Top positive review
Great collection of excellent sword-and-sorcery
Reviewed in the United States on March 13, 2019
This collection includes Oathbound, Oathbreakers, and Oathblood. They feature Tarma, an asexual swordswoman extraordinaire who is tutored by the best fighters of her people (even though they are now dead), and Kethry, a mage who has been bound to a sword that makes her an excellent fighter, although the payment is she must help women in need of her services.

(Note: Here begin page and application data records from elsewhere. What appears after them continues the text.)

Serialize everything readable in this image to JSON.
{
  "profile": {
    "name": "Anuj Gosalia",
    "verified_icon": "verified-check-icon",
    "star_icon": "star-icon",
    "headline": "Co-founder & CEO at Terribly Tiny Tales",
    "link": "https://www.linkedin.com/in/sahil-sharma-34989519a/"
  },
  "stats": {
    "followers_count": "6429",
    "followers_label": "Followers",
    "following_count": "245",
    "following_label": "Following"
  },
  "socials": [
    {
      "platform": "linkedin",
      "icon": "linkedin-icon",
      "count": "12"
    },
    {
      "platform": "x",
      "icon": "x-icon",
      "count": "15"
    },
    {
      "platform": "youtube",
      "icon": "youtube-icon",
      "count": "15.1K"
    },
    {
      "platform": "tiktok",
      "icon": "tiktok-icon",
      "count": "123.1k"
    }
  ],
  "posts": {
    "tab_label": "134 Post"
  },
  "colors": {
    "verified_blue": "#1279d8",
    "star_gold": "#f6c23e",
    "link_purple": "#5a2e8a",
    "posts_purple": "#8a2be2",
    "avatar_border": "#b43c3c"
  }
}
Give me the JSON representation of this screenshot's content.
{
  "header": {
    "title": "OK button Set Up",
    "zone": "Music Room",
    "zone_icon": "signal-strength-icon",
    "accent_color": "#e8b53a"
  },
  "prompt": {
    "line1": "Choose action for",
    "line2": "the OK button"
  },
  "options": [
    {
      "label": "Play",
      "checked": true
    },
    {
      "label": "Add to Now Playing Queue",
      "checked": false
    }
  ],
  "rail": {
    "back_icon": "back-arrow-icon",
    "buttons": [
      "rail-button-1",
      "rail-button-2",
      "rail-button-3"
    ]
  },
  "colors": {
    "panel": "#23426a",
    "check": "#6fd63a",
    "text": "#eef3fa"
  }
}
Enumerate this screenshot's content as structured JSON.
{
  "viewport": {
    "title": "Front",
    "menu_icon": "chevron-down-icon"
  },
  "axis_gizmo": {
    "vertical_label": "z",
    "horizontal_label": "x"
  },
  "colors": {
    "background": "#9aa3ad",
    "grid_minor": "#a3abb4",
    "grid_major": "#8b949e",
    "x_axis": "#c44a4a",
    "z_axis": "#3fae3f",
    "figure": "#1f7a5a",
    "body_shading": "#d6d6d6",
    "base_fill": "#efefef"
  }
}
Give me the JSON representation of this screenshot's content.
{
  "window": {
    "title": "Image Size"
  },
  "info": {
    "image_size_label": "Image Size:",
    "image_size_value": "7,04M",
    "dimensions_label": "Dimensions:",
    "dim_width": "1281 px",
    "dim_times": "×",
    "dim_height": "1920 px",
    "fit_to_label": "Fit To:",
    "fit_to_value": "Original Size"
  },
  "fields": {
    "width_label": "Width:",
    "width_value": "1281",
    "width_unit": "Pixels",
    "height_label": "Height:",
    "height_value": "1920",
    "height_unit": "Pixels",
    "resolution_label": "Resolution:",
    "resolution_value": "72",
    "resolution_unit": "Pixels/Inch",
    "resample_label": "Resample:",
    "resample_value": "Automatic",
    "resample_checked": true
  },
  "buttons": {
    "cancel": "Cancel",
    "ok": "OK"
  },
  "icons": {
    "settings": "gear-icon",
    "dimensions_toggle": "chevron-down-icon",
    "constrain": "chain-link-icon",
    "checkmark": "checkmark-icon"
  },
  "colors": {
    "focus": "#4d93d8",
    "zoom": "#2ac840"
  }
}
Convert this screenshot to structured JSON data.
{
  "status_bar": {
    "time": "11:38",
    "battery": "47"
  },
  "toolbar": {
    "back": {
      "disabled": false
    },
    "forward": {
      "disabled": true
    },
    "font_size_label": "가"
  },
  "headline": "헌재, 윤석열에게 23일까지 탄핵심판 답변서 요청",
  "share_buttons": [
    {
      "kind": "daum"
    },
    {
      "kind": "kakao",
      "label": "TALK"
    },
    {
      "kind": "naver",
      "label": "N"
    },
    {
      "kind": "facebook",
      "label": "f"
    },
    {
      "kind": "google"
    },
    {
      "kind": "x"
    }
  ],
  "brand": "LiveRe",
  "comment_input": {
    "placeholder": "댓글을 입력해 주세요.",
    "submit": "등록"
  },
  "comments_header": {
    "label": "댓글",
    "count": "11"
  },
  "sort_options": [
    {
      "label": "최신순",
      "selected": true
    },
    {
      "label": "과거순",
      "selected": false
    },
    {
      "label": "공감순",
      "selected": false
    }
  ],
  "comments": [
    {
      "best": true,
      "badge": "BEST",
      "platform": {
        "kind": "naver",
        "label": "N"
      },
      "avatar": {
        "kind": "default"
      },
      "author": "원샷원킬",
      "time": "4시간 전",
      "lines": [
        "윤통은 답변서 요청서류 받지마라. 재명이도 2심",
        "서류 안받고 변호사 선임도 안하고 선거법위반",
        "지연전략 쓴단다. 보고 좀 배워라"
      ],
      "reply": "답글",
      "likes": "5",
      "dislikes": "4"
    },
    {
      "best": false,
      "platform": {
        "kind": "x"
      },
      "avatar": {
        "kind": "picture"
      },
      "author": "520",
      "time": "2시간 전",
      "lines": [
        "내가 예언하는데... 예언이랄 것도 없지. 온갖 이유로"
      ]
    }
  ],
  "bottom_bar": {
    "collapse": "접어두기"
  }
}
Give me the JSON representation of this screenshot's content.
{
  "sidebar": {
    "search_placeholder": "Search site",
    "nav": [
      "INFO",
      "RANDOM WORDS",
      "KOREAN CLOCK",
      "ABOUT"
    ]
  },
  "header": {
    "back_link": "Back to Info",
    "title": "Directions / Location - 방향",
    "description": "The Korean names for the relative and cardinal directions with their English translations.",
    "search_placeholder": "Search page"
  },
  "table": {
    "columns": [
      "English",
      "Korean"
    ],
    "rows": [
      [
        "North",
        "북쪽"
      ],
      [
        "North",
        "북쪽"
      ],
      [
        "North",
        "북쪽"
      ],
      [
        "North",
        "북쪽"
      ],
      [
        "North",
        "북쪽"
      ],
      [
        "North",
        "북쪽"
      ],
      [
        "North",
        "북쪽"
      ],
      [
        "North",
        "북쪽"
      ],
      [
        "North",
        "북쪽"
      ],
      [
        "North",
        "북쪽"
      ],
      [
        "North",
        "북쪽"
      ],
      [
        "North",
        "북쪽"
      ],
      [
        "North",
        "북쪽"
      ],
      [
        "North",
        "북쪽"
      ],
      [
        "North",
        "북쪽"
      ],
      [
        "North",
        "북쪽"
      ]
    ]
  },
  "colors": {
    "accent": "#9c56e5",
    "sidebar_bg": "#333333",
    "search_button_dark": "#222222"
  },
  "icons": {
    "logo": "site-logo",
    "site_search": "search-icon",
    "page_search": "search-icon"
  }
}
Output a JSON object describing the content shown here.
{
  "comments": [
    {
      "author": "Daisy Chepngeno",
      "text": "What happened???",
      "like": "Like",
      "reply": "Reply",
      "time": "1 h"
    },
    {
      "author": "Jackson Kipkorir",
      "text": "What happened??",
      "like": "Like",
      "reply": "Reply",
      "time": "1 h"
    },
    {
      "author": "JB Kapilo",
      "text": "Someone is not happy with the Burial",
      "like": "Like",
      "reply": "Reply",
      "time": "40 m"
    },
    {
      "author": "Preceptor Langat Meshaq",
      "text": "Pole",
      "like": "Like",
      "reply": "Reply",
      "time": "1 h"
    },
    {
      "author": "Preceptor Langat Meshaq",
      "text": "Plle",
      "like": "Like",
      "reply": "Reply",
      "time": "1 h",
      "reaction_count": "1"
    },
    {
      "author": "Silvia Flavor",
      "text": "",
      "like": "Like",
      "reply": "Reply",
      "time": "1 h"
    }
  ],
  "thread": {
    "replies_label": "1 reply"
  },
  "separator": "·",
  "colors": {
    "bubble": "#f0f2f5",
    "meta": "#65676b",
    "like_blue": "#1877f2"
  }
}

Oathbound: This is truly one of the best sword-and-sorcery novels I've read. The heart of sword-and-sorcery is the old-fashioned "buddy novel." This book has the twist that the buddies are women, competent in their fields of expertise. Add to it the sorceress has a magical sword takes over the fighting for her and that negates most of the bad side of being a mage (an actual physical attack will distract or disable most mages in a lot of fiction) so the warrior doesn't have to spend all her time making sure her sworn sister is safe and the stories become more believable. This novel feels episodic as there really isn't an overarching theme.
Oathbreakers: Many times a sequel isn't as strong as the original. Oathbreakers, if anything, is stronger. Less episodic, there's a missing person who ties the whole novel together. Kethry and Tarma are tasked to find her, or to discover her fate. For fans of Valdemar, a herald and his companion do make an entrance. The background to one of Valdemar's alliances is also revealed.
Oathblood: This is a collection of short stories featuring Kethry and Tarma. Some I had read in anthologies. but others were totally new to me. Two had been subsumed into Oathbound. Those I skimmed as I had just read that book and they were nearly the same. Both the characters and the author matured and the stories steadily improved. In the end, I could tell that Tarma and Kethry knew they were good at what they did, but also didn't consider themselves "real" heroes. This quotation sums it up: "There’s your real heroes—the people who keep coping, keep trying, no matter how many blows Fate takes at them. Nobody’ ll make a song about them, but they’re heroes all the same."
People may not realize that there are two CDs created to accompany Oathbound and Oathbreakers. They bear the same title, but are/were put out by Firebird Arts and Music. They include the filk songs (science fiction/fantasy folk songs) that Lackey published about these books. Both are excellent listening. The lyrics are included at the end of this collection.
If you enjoy well-written fantasy, you should certainly have these books in your collection. Highly recommended.